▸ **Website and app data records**
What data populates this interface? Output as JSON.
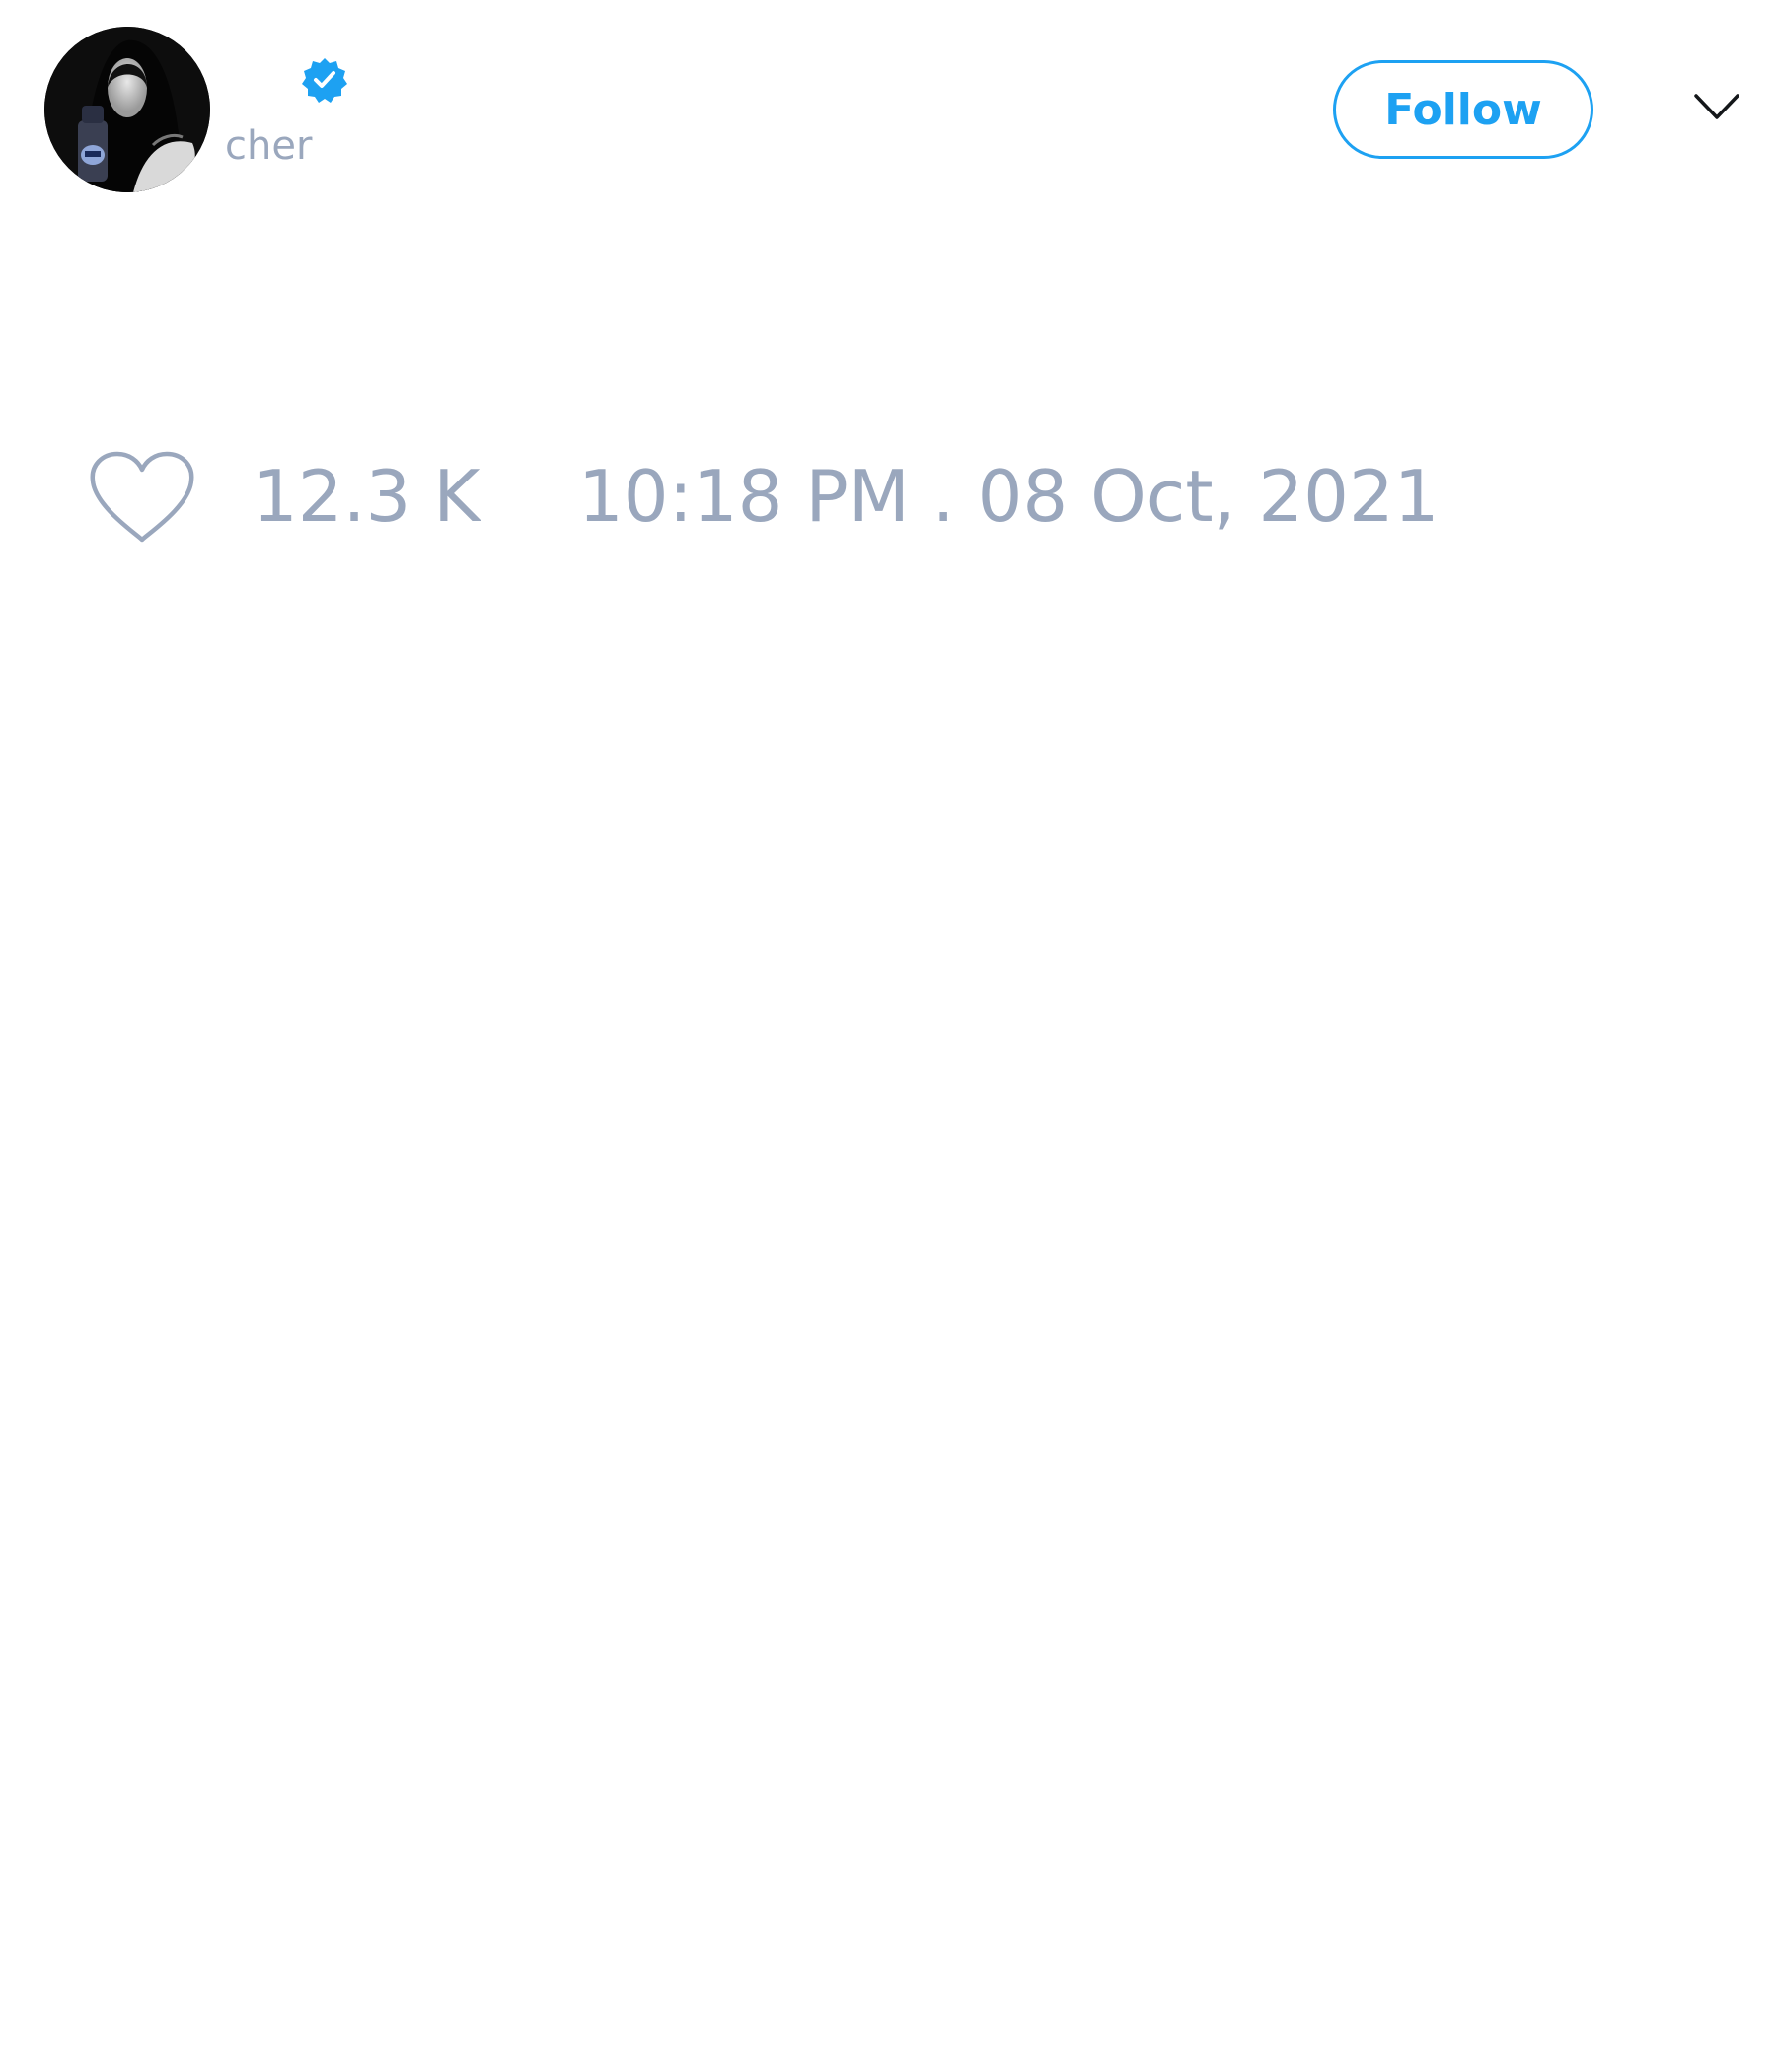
{
  "author": {
    "display_name": "",
    "handle": "cher",
    "verified": true,
    "avatar": "profile-photo"
  },
  "header": {
    "follow_label": "Follow",
    "menu_icon": "chevron-down-icon"
  },
  "stats": {
    "like_icon": "heart-outline-icon",
    "likes": "12.3 K",
    "timestamp": "10:18 PM . 08 Oct, 2021"
  },
  "colors": {
    "accent": "#1da1f2",
    "muted_text": "#9aa7bd",
    "background": "#ffffff"
  }
}
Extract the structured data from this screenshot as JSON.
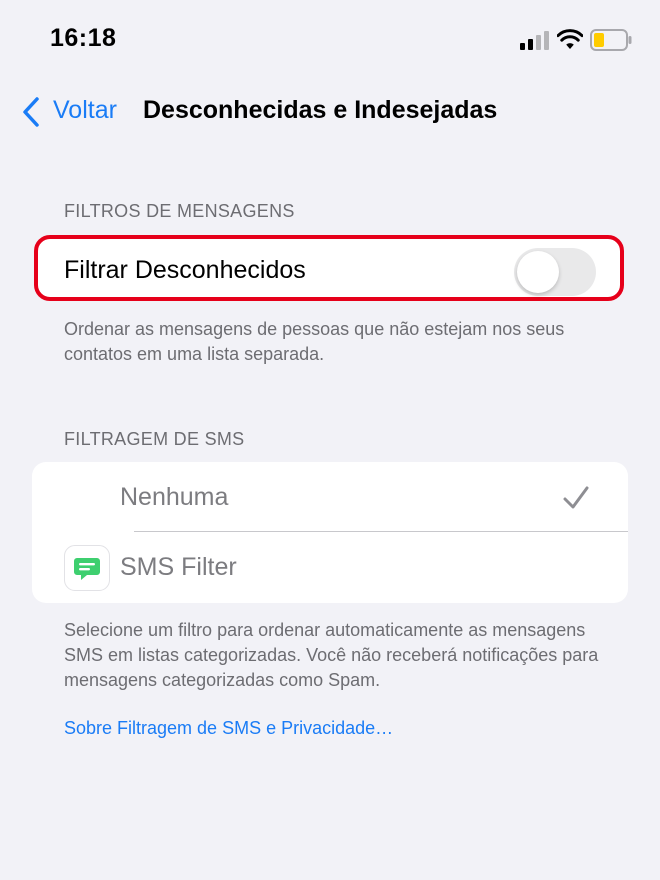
{
  "status_bar": {
    "time": "16:18",
    "icons": [
      "cellular-signal-icon",
      "wifi-icon",
      "battery-icon"
    ],
    "battery_color": "#ffcc00"
  },
  "nav": {
    "back_label": "Voltar",
    "title": "Desconhecidas e Indesejadas"
  },
  "filtros": {
    "header": "FILTROS DE MENSAGENS",
    "toggle_label": "Filtrar Desconhecidos",
    "toggle_on": false,
    "footer": "Ordenar as mensagens de pessoas que não estejam nos seus contatos em uma lista separada."
  },
  "sms": {
    "header": "FILTRAGEM DE SMS",
    "options": [
      {
        "label": "Nenhuma",
        "selected": true
      },
      {
        "label": "SMS Filter",
        "selected": false,
        "icon": "message-bubble-icon"
      }
    ],
    "footer": "Selecione um filtro para ordenar automaticamente as mensagens SMS em listas categorizadas. Você não receberá notificações para mensagens categorizadas como Spam.",
    "link": "Sobre Filtragem de SMS e Privacidade…"
  },
  "colors": {
    "accent": "#1a7cf6",
    "highlight": "#e6001a",
    "sms_icon": "#3ecf6f"
  }
}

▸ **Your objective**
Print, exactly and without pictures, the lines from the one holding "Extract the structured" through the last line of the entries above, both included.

▸ **Solved exercise**
Extract the structured data from this screenshot as JSON.
{
  "status_bar": {
    "time": "16:18",
    "icons": [
      "cellular-signal-icon",
      "wifi-icon",
      "battery-icon"
    ],
    "battery_color": "#ffcc00"
  },
  "nav": {
    "back_label": "Voltar",
    "title": "Desconhecidas e Indesejadas"
  },
  "filtros": {
    "header": "FILTROS DE MENSAGENS",
    "toggle_label": "Filtrar Desconhecidos",
    "toggle_on": false,
    "footer": "Ordenar as mensagens de pessoas que não estejam nos seus contatos em uma lista separada."
  },
  "sms": {
    "header": "FILTRAGEM DE SMS",
    "options": [
      {
        "label": "Nenhuma",
        "selected": true
      },
      {
        "label": "SMS Filter",
        "selected": false,
        "icon": "message-bubble-icon"
      }
    ],
    "footer": "Selecione um filtro para ordenar automaticamente as mensagens SMS em listas categorizadas. Você não receberá notificações para mensagens categorizadas como Spam.",
    "link": "Sobre Filtragem de SMS e Privacidade…"
  },
  "colors": {
    "accent": "#1a7cf6",
    "highlight": "#e6001a",
    "sms_icon": "#3ecf6f"
  }
}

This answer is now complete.